Equilibrium clusters in suspensions of colloids interacting via potentials with a local minimum
In simple colloidal suspensions, clusters are various multimers that result from colloid self-association and exist in equilibrium with monomers.There are two types of potentials that are known to produce clusters: a) potentials that result from the competition between short-range attraction and long-range repulsion and are characterized by a global minimum and a repulsive tail and b) purely repulsive potentials which have a soft shoulder. Using computer simulations, we demonstrate in this work that potentials with a local minimum and a repulsive tail, not belonging to either of the known types, are also capable of generating clusters. A detailed comparative analysis shows that the new type of cluster-forming potential serves as a bridge between the other two. The new clusters are expanded in shape and their assembly is driven by entropy, like in the purely repulsive systems but only at low density.

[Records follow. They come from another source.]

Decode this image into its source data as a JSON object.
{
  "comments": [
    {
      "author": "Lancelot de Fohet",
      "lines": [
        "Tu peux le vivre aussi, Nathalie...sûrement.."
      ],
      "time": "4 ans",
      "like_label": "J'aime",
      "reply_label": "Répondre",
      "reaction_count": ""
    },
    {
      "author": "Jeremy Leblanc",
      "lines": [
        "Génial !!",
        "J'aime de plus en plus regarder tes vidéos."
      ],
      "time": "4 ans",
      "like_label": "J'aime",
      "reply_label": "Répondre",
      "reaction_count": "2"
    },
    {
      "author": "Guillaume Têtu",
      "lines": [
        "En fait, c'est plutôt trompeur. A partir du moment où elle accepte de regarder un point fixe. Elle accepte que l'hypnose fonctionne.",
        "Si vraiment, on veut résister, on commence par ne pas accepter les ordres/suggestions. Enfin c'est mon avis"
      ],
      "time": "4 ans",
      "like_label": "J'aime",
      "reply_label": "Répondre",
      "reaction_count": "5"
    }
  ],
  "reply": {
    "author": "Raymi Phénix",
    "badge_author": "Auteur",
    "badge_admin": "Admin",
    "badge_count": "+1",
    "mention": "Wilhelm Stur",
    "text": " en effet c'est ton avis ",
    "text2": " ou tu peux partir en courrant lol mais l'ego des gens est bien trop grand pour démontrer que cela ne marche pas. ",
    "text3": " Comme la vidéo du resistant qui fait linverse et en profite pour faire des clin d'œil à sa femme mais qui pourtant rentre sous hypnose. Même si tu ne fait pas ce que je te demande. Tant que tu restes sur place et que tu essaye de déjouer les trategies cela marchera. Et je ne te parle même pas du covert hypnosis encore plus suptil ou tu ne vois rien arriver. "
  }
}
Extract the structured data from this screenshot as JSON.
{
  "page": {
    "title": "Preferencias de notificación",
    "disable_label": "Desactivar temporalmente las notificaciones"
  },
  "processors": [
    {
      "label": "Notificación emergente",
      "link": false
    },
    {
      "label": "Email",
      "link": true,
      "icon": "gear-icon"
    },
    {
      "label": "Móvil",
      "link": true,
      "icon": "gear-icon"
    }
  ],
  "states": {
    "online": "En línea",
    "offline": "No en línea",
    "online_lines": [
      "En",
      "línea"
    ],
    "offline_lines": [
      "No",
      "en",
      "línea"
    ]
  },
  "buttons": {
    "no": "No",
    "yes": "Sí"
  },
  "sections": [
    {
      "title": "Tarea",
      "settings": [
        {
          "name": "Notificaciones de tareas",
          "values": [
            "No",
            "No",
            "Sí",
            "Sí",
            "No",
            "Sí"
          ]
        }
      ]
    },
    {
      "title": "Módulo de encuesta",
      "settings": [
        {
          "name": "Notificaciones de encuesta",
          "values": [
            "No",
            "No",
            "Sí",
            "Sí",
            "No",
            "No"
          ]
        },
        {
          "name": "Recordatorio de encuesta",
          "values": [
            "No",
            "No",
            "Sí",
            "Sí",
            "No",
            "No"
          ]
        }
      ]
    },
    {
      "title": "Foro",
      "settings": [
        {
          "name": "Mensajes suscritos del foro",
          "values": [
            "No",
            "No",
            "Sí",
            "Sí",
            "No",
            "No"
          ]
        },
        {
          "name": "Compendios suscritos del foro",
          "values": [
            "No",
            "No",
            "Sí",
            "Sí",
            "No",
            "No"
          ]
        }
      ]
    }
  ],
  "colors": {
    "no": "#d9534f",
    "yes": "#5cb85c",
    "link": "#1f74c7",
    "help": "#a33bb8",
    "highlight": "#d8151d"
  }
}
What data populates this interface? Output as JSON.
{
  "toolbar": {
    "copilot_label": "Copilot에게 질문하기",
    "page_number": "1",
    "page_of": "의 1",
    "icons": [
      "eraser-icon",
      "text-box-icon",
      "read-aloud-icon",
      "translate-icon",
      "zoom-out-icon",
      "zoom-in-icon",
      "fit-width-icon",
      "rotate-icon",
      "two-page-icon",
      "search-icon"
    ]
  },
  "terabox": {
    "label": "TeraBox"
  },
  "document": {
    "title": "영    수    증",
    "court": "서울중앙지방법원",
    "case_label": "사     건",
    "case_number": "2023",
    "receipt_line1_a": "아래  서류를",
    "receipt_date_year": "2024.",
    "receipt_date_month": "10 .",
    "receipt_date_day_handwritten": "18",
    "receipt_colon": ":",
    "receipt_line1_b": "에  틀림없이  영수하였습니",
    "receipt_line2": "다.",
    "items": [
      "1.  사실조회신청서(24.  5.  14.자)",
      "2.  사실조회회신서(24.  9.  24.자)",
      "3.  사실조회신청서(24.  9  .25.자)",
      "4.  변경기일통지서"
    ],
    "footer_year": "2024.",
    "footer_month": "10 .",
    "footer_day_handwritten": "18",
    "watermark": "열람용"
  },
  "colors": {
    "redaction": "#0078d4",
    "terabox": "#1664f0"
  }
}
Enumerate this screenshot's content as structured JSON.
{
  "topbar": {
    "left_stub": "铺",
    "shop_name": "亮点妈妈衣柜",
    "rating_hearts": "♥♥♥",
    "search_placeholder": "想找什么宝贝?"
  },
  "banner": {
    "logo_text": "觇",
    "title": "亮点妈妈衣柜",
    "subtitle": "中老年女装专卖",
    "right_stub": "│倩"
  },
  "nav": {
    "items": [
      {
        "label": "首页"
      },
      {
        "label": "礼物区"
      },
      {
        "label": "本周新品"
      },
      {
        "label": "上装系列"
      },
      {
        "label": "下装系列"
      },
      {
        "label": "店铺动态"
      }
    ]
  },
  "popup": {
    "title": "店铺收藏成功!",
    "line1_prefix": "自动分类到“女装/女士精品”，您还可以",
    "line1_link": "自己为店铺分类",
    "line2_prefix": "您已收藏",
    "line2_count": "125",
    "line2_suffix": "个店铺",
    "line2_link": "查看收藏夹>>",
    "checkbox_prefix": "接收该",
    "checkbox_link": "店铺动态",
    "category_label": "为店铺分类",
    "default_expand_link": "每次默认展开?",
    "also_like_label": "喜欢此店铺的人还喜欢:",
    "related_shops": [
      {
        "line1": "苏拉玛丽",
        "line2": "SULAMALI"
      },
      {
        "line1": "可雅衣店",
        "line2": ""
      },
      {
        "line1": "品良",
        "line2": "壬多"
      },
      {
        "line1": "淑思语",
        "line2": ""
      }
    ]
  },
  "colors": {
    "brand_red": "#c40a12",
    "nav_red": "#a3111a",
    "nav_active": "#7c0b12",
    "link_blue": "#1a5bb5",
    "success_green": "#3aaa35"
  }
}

At high density, clusters are collapsed and stabilized by energy, in common with the systems with competing attractive and repulsive interactions.
Condensed Matter Physics
- Pub Date:
- February 2016
- Condensed Matter - Soft Condensed Matter
- 12 pages, 7 figures